ABOUT THIS TASK =>
Return the data. Every word must match.

── LISTED RECORDS ──

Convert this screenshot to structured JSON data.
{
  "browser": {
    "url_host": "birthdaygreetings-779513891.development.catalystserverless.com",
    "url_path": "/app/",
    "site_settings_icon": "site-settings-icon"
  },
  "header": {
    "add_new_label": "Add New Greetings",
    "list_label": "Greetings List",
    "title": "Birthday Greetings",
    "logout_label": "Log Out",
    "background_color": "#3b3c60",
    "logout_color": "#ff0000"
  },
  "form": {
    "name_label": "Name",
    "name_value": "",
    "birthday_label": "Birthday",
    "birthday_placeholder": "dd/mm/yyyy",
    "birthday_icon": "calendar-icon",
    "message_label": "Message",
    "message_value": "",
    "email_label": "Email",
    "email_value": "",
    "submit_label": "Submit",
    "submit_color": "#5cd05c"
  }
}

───

TASK ANSWER =>
Convert this screenshot to structured JSON data.
{
  "browser": {
    "url_host": "birthdaygreetings-779513891.development.catalystserverless.com",
    "url_path": "/app/",
    "site_settings_icon": "site-settings-icon"
  },
  "header": {
    "add_new_label": "Add New Greetings",
    "list_label": "Greetings List",
    "title": "Birthday Greetings",
    "logout_label": "Log Out",
    "background_color": "#3b3c60",
    "logout_color": "#ff0000"
  },
  "form": {
    "name_label": "Name",
    "name_value": "",
    "birthday_label": "Birthday",
    "birthday_placeholder": "dd/mm/yyyy",
    "birthday_icon": "calendar-icon",
    "message_label": "Message",
    "message_value": "",
    "email_label": "Email",
    "email_value": "",
    "submit_label": "Submit",
    "submit_color": "#5cd05c"
  }
}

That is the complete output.